'Tactile Projections' exhibit encourages experimentation, interactivityMay 8, 2012
The exhibit, titled "Tactile Projections," will feature four unique video projections that utilize space to create a tactile experience for viewers. An opening reception will be held at 7 p.m. May 10.
The exhibit will feature the following projects:
- "Double Vision": Two similar videos will be projected onto a transparent screen, which creates an experience in which the viewer's shadow reveals and conceals what he or she views. The project explores what can be hidden and revealed and how the images interact with each other. Artists involved in this project are Adam Walsh, Coon Rapids, Minn.; Sean Nemetz, Elkhorn; Michael Jacobs, Blue Mounds; and Brandon Jenness, Eau Claire.
- "Living with a Vagina": Alexis Delve, River Falls; Brenna Ehster, Brookfield; Shaina Sieh, Courtland, Minn.; and Breann Schossow, Houston, Minn., explore what it means to be a woman culturally by looking at the ideal view, which will be projected into a framed projection space, versus reality, which will be shown on the floor.

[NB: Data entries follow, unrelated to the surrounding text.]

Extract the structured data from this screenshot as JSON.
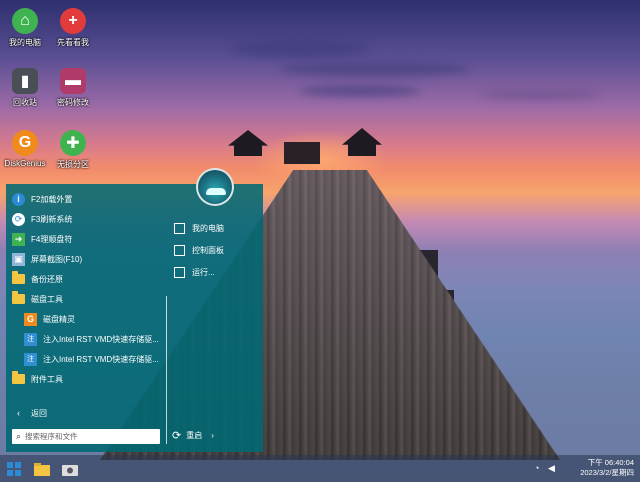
{
  "desktop": {
    "icons": [
      {
        "label": "我的电脑",
        "icon": "computer-icon",
        "color": "#3fb34f"
      },
      {
        "label": "先看看我",
        "icon": "plus-icon",
        "color": "#e23b3b"
      },
      {
        "label": "回收站",
        "icon": "recycle-bin-icon",
        "color": "#5a5f66"
      },
      {
        "label": "密码修改",
        "icon": "password-icon",
        "color": "#b03a6a"
      },
      {
        "label": "DiskGenius",
        "icon": "diskgenius-icon",
        "color": "#f08a1c"
      },
      {
        "label": "无损分区",
        "icon": "partition-icon",
        "color": "#3fb34f"
      }
    ]
  },
  "start_menu": {
    "left_items": [
      {
        "label": "F2加载外置",
        "icon": "info-icon"
      },
      {
        "label": "F3刷新系统",
        "icon": "refresh-icon"
      },
      {
        "label": "F4理顺盘符",
        "icon": "arrow-icon"
      },
      {
        "label": "屏幕截图(F10)",
        "icon": "screenshot-icon"
      },
      {
        "label": "备份还原",
        "icon": "folder-icon"
      },
      {
        "label": "磁盘工具",
        "icon": "folder-icon"
      },
      {
        "label": "磁盘精灵",
        "icon": "diskgenius-icon"
      },
      {
        "label": "注入Intel RST VMD快速存储驱...",
        "icon": "driver-icon"
      },
      {
        "label": "注入Intel RST VMD快速存储驱...",
        "icon": "driver-icon"
      },
      {
        "label": "附件工具",
        "icon": "folder-icon"
      }
    ],
    "back_label": "返回",
    "right_items": [
      {
        "label": "我的电脑",
        "icon": "computer-icon"
      },
      {
        "label": "控制面板",
        "icon": "control-panel-icon"
      },
      {
        "label": "运行...",
        "icon": "run-icon"
      }
    ],
    "search_placeholder": "搜索程序和文件",
    "restart_label": "重启"
  },
  "taskbar": {
    "time": "下午 06:40:04",
    "date": "2023/3/2/星期四",
    "accent": "#2a8cd6"
  }
}
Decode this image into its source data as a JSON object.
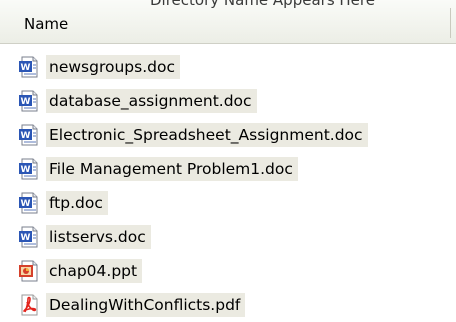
{
  "header": {
    "top_strip_text": "Directory Name Appears Here",
    "name_column_label": "Name"
  },
  "files": [
    {
      "name": "newsgroups.doc",
      "icon": "word-doc-icon"
    },
    {
      "name": "database_assignment.doc",
      "icon": "word-doc-icon"
    },
    {
      "name": "Electronic_Spreadsheet_Assignment.doc",
      "icon": "word-doc-icon"
    },
    {
      "name": "File Management Problem1.doc",
      "icon": "word-doc-icon"
    },
    {
      "name": "ftp.doc",
      "icon": "word-doc-icon"
    },
    {
      "name": "listservs.doc",
      "icon": "word-doc-icon"
    },
    {
      "name": "chap04.ppt",
      "icon": "powerpoint-ppt-icon"
    },
    {
      "name": "DealingWithConflicts.pdf",
      "icon": "pdf-icon"
    }
  ],
  "colors": {
    "selection_bg": "#ebeae1",
    "word_blue": "#2b56b5",
    "ppt_red": "#d5402b",
    "pdf_red": "#e3231c"
  }
}
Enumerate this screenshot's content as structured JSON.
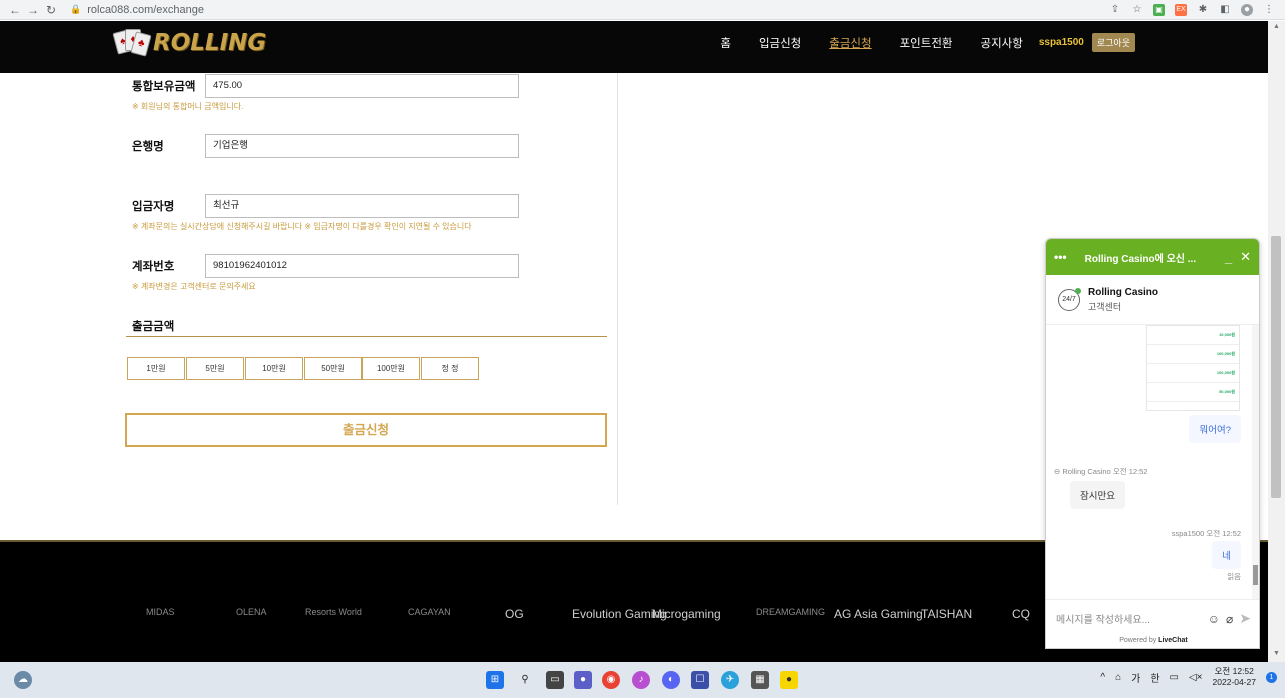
{
  "browser": {
    "url": "rolca088.com/exchange"
  },
  "header": {
    "logo_text": "ROLLING",
    "nav": [
      "홈",
      "입금신청",
      "출금신청",
      "포인트전환",
      "공지사항"
    ],
    "active_nav": "출금신청",
    "username": "sspa1500",
    "logout_label": "로그아웃"
  },
  "form": {
    "balance_label": "통합보유금액",
    "balance_value": "475.00",
    "balance_note": "※ 회원님의 통합머니 금액입니다.",
    "bank_label": "은행명",
    "bank_value": "기업은행",
    "depositor_label": "입금자명",
    "depositor_value": "최선규",
    "depositor_note": "※ 계좌문의는 실시간상담에 신청해주시길 바랍니다 ※ 입금자명이 다를경우 확인이 지연될 수 있습니다",
    "account_label": "계좌번호",
    "account_value": "98101962401012",
    "account_note": "※ 계좌변경은 고객센터로 문의주세요",
    "amount_title": "출금금액",
    "amount_buttons": [
      "1만원",
      "5만원",
      "10만원",
      "50만원",
      "100만원",
      "정 정"
    ],
    "submit_label": "출금신청"
  },
  "footer": {
    "providers": [
      "MIDAS",
      "OLENA",
      "Resorts World",
      "CAGAYAN",
      "OG",
      "Evolution Gaming",
      "Microgaming",
      "DREAMGAMING",
      "AG Asia Gaming",
      "TAISHAN",
      "CQ"
    ]
  },
  "chat": {
    "header_title": "Rolling Casino에 오신 ...",
    "agent_name": "Rolling Casino",
    "agent_sub": "고객센터",
    "agent_avatar": "24/7",
    "msg_user_1": "뭐어여?",
    "agent_meta": "Rolling Casino 오전 12:52",
    "msg_agent": "잠시만요",
    "user_meta": "sspa1500 오전 12:52",
    "msg_user_2": "네",
    "read_label": "읽음",
    "placeholder": "메시지를 작성하세요...",
    "powered_prefix": "Powered by",
    "powered_brand": "LiveChat",
    "shot_values": [
      "10,000원",
      "100,000원",
      "100,000원",
      "50,000원"
    ]
  },
  "taskbar": {
    "ime_1": "가",
    "ime_2": "한",
    "time": "오전 12:52",
    "date": "2022-04-27",
    "notif_count": "1"
  },
  "colors": {
    "accent_gold": "#d4a650",
    "chat_green": "#6ab023",
    "header_bg": "#070707"
  }
}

The projections ask viewers to question who and what women are supposed to be.
- "Dinner's Ready": Pairing instruments with other objects to compose a musical selection, Kevin Everhart, Madison; Megan Vlietstra, Birnamwood; Sara Meyer, Clayton; and Aly Wheeler, Viroqua, will set up a room within a room for their projection. Inside, their experience of juxtaposed visuals and sound interpretation will put viewers' senses into question.
- A project by Katrina Russell, Elkhorn, Ryan Kann, Rice Lake, Betsy Olaussen, Mound, Minn., and James Bartelt, Eau Claire, will take viewers on an adventure into the mind and thought process of insanity. Described as having an overall tone of comic relief, the project uses two perpendicular screens to create a 360-degree experience portraying the disturbing world of a psychopath.
The video projections project challenged students in the course "Video for Art and Design" to use spatial design as a means of communication and pushed them to move their viewers beyond a passive viewing, said Jyl Kelley, assistant professor of art & design.
"An important part of conceptual art-making is learning to experiment with artist materials and to take risks by expressing new ideas using those materials," Kelley said, noting that inspirations for the assignment include the works of Shirin Neshat and Pierre Huyghe. "Giving one's audience the type of tactile experiences that they will encounter in this exhibition is an invitation to experience it directly and from a new perspective."
The exhibit is free of charge and open to the public. Refreshments will be served during the opening reception. For more information, contact Jyl Kelley at firstname.lastname@example.org or 715-836-4622.